Diseases & Conditions


A B C D E F G H I J K L M N O P Q R S T U V W X Y Z

Patulous Eustachian Tube


Synonyms of Patulous Eustachian Tube
  • pET
  • P.E.T.

Disorder Subdivisions



    General Discussion
    In patulous eustachian tube (pET) dysfunction, the eustachian tube stays open most of the time. The eustachian tube is a passageway from the back of the nose to the middle ear that may be opened or closed by action of a valve-like device. Under normal circumstances, it remains closed for most of the day, opening only on occasion to equalize air pressure in the middle ear and the exterior environment.

    If the tube remains open, the patient complains of hearing one?s own voice or one?s breathing as too loud (autophony), hearing echoes of one?s own voice, or hearing ocean waves much like the sound produced by holding a shell over one?s ear.

    The condition is benign but may generate, over time, serious and even extreme responses to the abnormal sounds.

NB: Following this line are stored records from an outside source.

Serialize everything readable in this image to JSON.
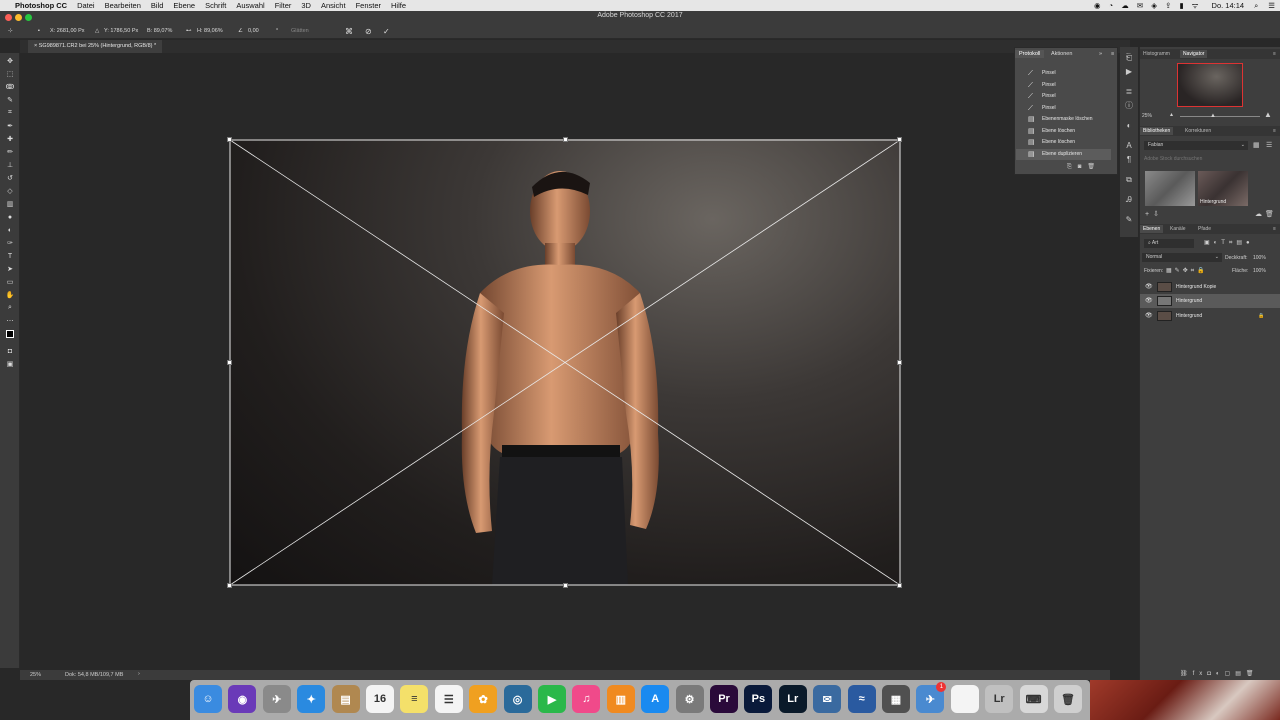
{
  "menubar": {
    "app_name": "Photoshop CC",
    "items": [
      "Datei",
      "Bearbeiten",
      "Bild",
      "Ebene",
      "Schrift",
      "Auswahl",
      "Filter",
      "3D",
      "Ansicht",
      "Fenster",
      "Hilfe"
    ],
    "clock": "Do. 14:14"
  },
  "window_title": "Adobe Photoshop CC 2017",
  "options": {
    "x": "X: 2681,00 Px",
    "y": "Y: 1786,50 Px",
    "w": "B: 89,07%",
    "h": "H: 89,06%",
    "angle": "0,00",
    "interp": "Glätten"
  },
  "doc_tab": "SG989871.CR2 bei 25% (Hintergrund, RGB/8) *",
  "status": {
    "zoom": "25%",
    "doc": "Dok: 54,8 MB/109,7 MB"
  },
  "protokoll": {
    "tabs": [
      "Protokoll",
      "Aktionen"
    ],
    "items": [
      "Pinsel",
      "Pinsel",
      "Pinsel",
      "Pinsel",
      "Ebenenmaske löschen",
      "Ebene löschen",
      "Ebene löschen",
      "Ebene duplizieren"
    ]
  },
  "navigator": {
    "tabs": [
      "Histogramm",
      "Navigator"
    ],
    "zoom": "25%"
  },
  "libraries": {
    "tabs": [
      "Bibliotheken",
      "Korrekturen"
    ],
    "dropdown": "Fabian",
    "search_placeholder": "Adobe Stock durchsuchen",
    "thumb_label": "Hintergrund"
  },
  "layers": {
    "tabs": [
      "Ebenen",
      "Kanäle",
      "Pfade"
    ],
    "filter": "Art",
    "blend": "Normal",
    "opacity_label": "Deckkraft:",
    "opacity": "100%",
    "fill_label": "Fläche:",
    "fill": "100%",
    "lock_label": "Fixieren:",
    "rows": [
      "Hintergrund Kopie",
      "Hintergrund",
      "Hintergrund"
    ]
  },
  "dock": {
    "apps": [
      {
        "icon": "finder-icon",
        "color": "#3a8be0",
        "glyph": "☺"
      },
      {
        "icon": "siri-icon",
        "color": "#6a3ab8",
        "glyph": "◉"
      },
      {
        "icon": "launchpad-icon",
        "color": "#8a8a8a",
        "glyph": "✈"
      },
      {
        "icon": "safari-icon",
        "color": "#2a8ae0",
        "glyph": "✦"
      },
      {
        "icon": "contacts-icon",
        "color": "#b08850",
        "glyph": "▤"
      },
      {
        "icon": "calendar-icon",
        "color": "#f4f4f4",
        "glyph": "16"
      },
      {
        "icon": "notes-icon",
        "color": "#f4e06a",
        "glyph": "≡"
      },
      {
        "icon": "reminders-icon",
        "color": "#f4f4f4",
        "glyph": "☰"
      },
      {
        "icon": "photos-icon",
        "color": "#f0a020",
        "glyph": "✿"
      },
      {
        "icon": "camera-icon",
        "color": "#2a6a9a",
        "glyph": "◎"
      },
      {
        "icon": "facetime-icon",
        "color": "#2ab84a",
        "glyph": "▶"
      },
      {
        "icon": "itunes-icon",
        "color": "#f04a8a",
        "glyph": "♫"
      },
      {
        "icon": "ibooks-icon",
        "color": "#f08a20",
        "glyph": "▥"
      },
      {
        "icon": "appstore-icon",
        "color": "#1a8af0",
        "glyph": "A"
      },
      {
        "icon": "system-preferences-icon",
        "color": "#7a7a7a",
        "glyph": "⚙"
      },
      {
        "icon": "premiere-icon",
        "color": "#2a0a3a",
        "glyph": "Pr"
      },
      {
        "icon": "photoshop-icon",
        "color": "#0a1a3a",
        "glyph": "Ps"
      },
      {
        "icon": "lightroom-icon",
        "color": "#0a1a2a",
        "glyph": "Lr"
      },
      {
        "icon": "bird-app-icon",
        "color": "#3a6aa0",
        "glyph": "✉"
      },
      {
        "icon": "stocks-icon",
        "color": "#2a5aa0",
        "glyph": "≈"
      },
      {
        "icon": "printer-icon",
        "color": "#505050",
        "glyph": "▦"
      },
      {
        "icon": "mail-icon",
        "color": "#4a8ad0",
        "glyph": "✈"
      },
      {
        "icon": "document-icon",
        "color": "#f4f4f4",
        "glyph": ""
      },
      {
        "icon": "lightroom-folder-icon",
        "color": "#c0c0c0",
        "glyph": "Lr"
      },
      {
        "icon": "keyboard-icon",
        "color": "#d8d8d8",
        "glyph": "⌨"
      },
      {
        "icon": "trash-icon",
        "color": "#cfcfcf",
        "glyph": "🗑"
      }
    ],
    "mail_badge": "1"
  }
}
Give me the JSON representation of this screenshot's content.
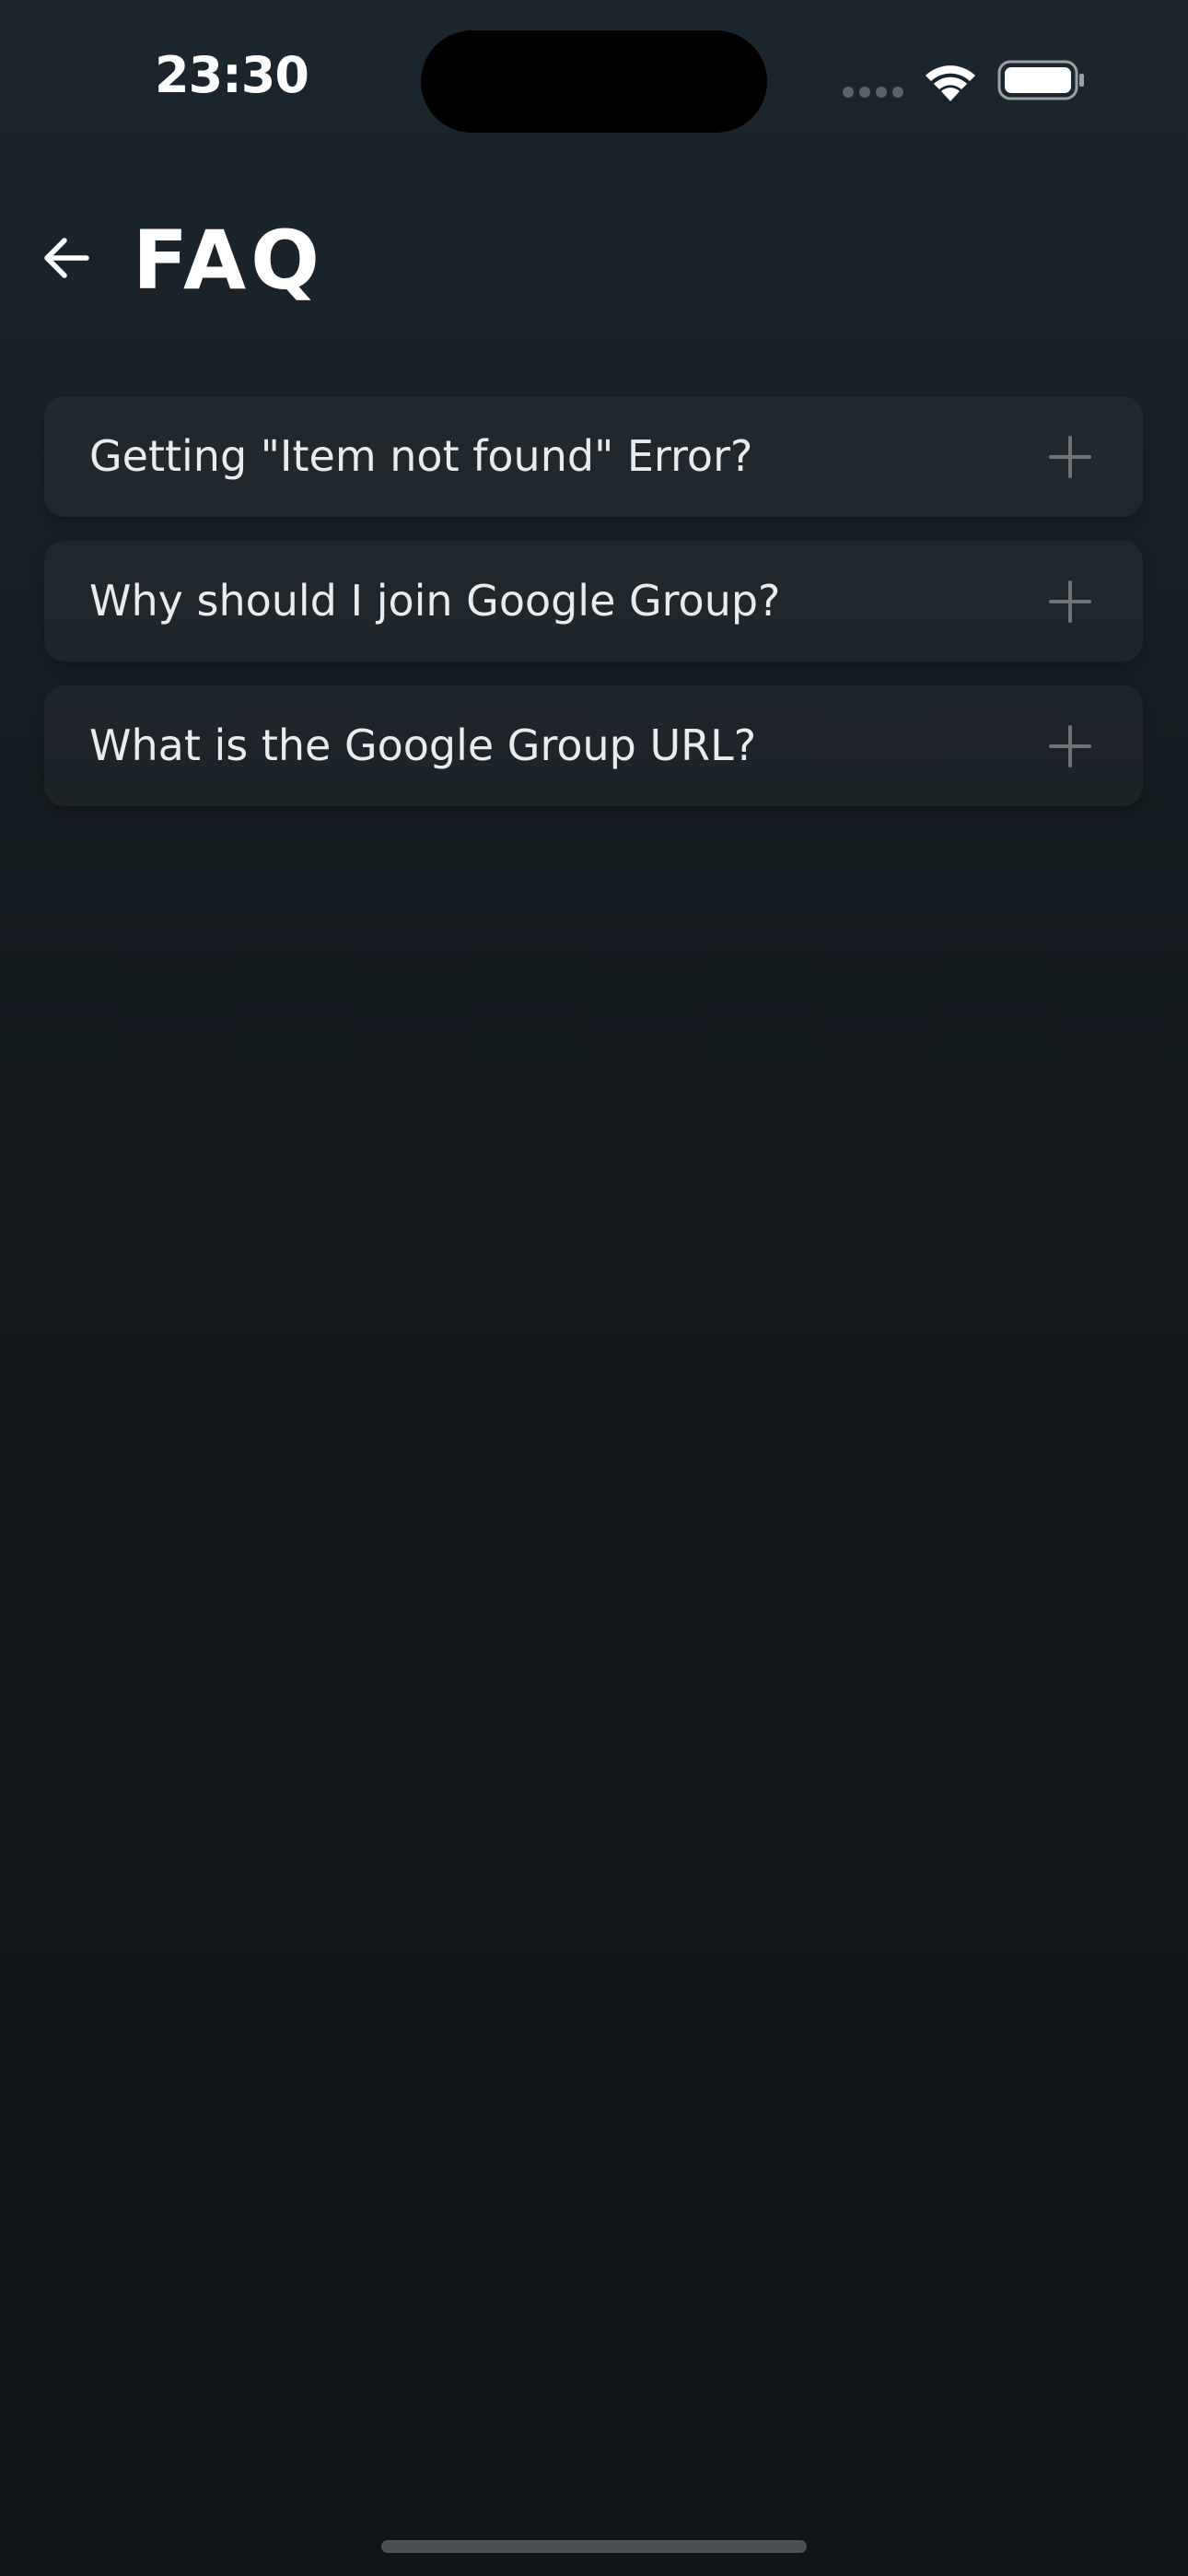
{
  "status_bar": {
    "time": "23:30",
    "signal_icon": "cellular-signal-icon",
    "wifi_icon": "wifi-icon",
    "battery_icon": "battery-icon"
  },
  "header": {
    "back_icon": "arrow-left-icon",
    "title": "FAQ"
  },
  "faq": {
    "expand_icon": "plus-icon",
    "items": [
      {
        "question": "Getting \"Item not found\" Error?"
      },
      {
        "question": "Why should I join Google Group?"
      },
      {
        "question": "What is the Google Group URL?"
      }
    ]
  },
  "colors": {
    "background_top": "#1c262e",
    "background_bottom": "#0f1416",
    "card": "#1d252b",
    "plus_icon": "#6e7378",
    "text": "#e9ecee"
  }
}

    Organizations related to Patulous Eustachian Tube
    • American Academy of Audiology
      11730 Plaza America
      Reston VA 20190
      Phone #: 703-790-8466
      800 #: 800-222-2336
      e-mail: info@audiology.org
      Home page: http://www.audiology.org
    • Better Hearing Institute
      515 King Street, Suite 420
      Alexandria VA 22314
      Phone #: 703-684-3391
      800 #: 800-327-9355
      e-mail: mail@betterhearing.org
      Home page: http://www.betterhearing.org
    • EAR (Education and Auditory Research) Foundation
      P.O. Box 330867
      Nashville TN 37203
      Phone #: 615-627-2724
      800 #: 800-545-4327
      e-mail: suzanne@earfoundation.org
      Home page: http://www.earfoundation.org
    • NIH/National Institute on Deafness and Other Communication Disorders (Balance)
      National Temporal Bone, Hearing
      Boston MA 02114-3096
      Phone #: --
      800 #: 800-822-1327
      e-mail: TBRegistry@meei.harvard.edu
      Home page: http://www.tbregistry.org



    For a Complete Report

    This is an abstract of a report from the National Organization for Rare Disorders, Inc. ? (NORD). A copy of the complete report can be obtained for a small fee by visiting the NORD website. The complete report contains additional information including symptoms, causes, affected population, related disorders, standard and investigational treatments (if available), and references from medical literature. For a full-text version of this topic, see http://www.rarediseases.org/search/rdblist.html